If you have a uniform set up for your employees to wear or if you have an attire that you want your employees to follow, then there’s bound to be that sense of unity. Having a good dress code policy is one of the best ways to promote unity within your workforce as it’s one of the best ways to make your employees feel like they belong. If employees feel they are working towards the same company goals, wearing a unified look (whether it’s in the form of a uniform or professional attire), then they’ll feel more aligned with the values of the company. You may also see policy word templates.
7. Prioritize Safety
There are certain companies wherein employees are required to wear a specific outfit simply because it prioritizes their safety. Say, for example, employees that work for companies that focus on construction projects. If they’re working in areas that are prone to danger, then their outfits will be suited for situations where it protects them from harm. A dress code can differentiate between those who are in the right and wrong places and those who do and do not belong in certain areas. Outlining your uniform policy can highlight safety issues that employees may not have considered.
What Your Dress Code Policy Should Contain
Now that you know why your dress code policy is important, the next thing you should do is actually make one. So here are the steps that should help you do just that:
1. Point Out What You Consider as “Appropriate” Business Attire
Remember that every company has a definition for “appropriate” when it comes to working outfits. What may be acceptable to one may be looked down upon by another. So you have to take a good look at your business to see what your employees should wear in order to properly represent your brand. If you think that employees should wear beach clothing to properly promote your summer outfits and products, then point out in the policy that they should be wearing them while they’re in the workplace. If you think that they benefit more from wearing fancy suits, then make that clear in the policy. You also have to make the attire specific so that your employees won’t be confused as to what they have to wear. Give them details such as the kind of pants or shirts they should wear or if they’re allowed to wear certain accessories to work. You may also see policy templates in PDF.
2. Point Out What They Can’t Wear
You’ve already told them what you want them to wear, now you have to remind them of what they shouldn’t be wearing while they’re working in your establishment. You also have to be specific when you’re telling your employees what they should not wear so that there won’t be any room for misinterpretation or confusion. If you don’t want them to wear earrings or piercings? State that in the policy. If you think that they shouldn’t wear low cut skirts? Then make that clear. You may also see quality policy templates.
3. Consequences for Breaking the Policy
No matter what company you’re in, anyone who breaks policies cannot go unpunished. So if one were to break your dress code policy, either one of three things can happen:
- The employee will receive a verbal warning for a first-time offense.
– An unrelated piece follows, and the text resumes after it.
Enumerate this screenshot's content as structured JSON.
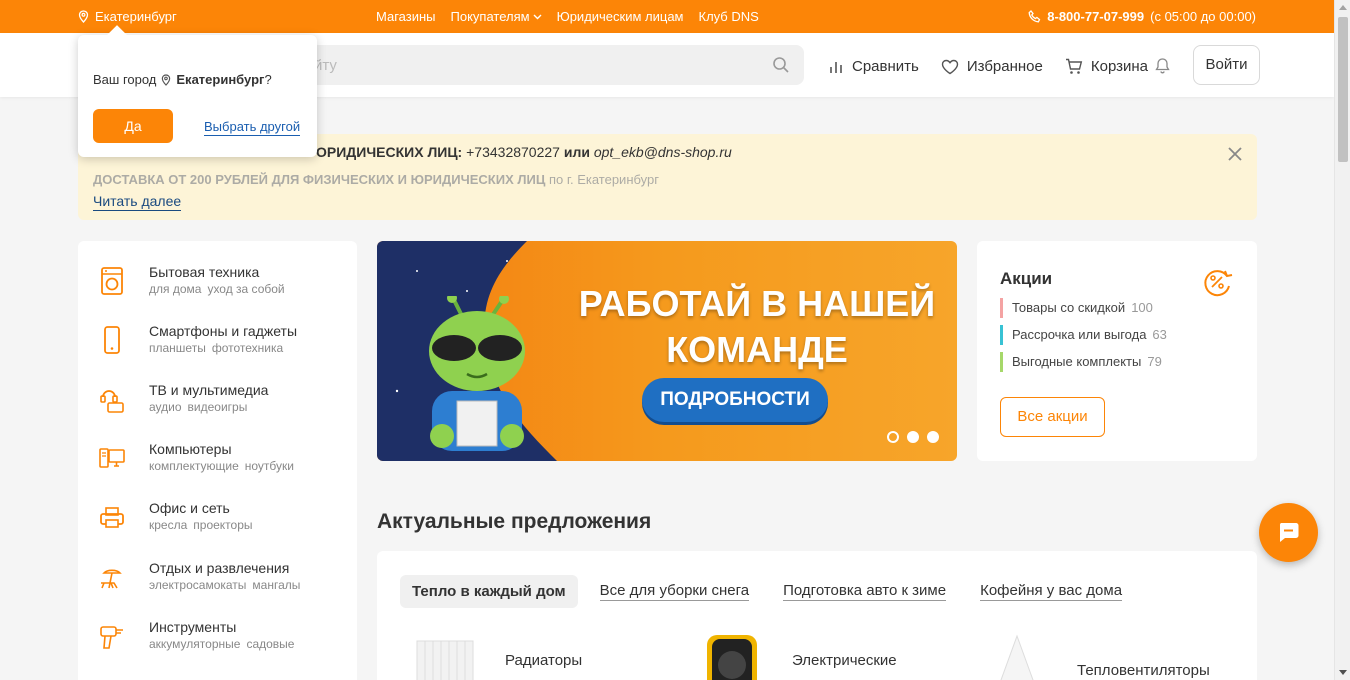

He/she will be reminded of the policy or even be required to attend a workshop where he/she will be reminded of the dress code policy.
- The employee will receive a written warning for not heeding previous verbal warnings or if he/she commits an offense where it’s required.
- The employee will be terminated if he/she continues to not heed the dress code even after the written warning.
If you would like to learn more about how to create a dress code policy for your company or anything related to this particular topic, then all you have to do is go through our site, find the articles that have the information that you need, and use what you’re able to find to help you and your business out. You may also see HR policy templates.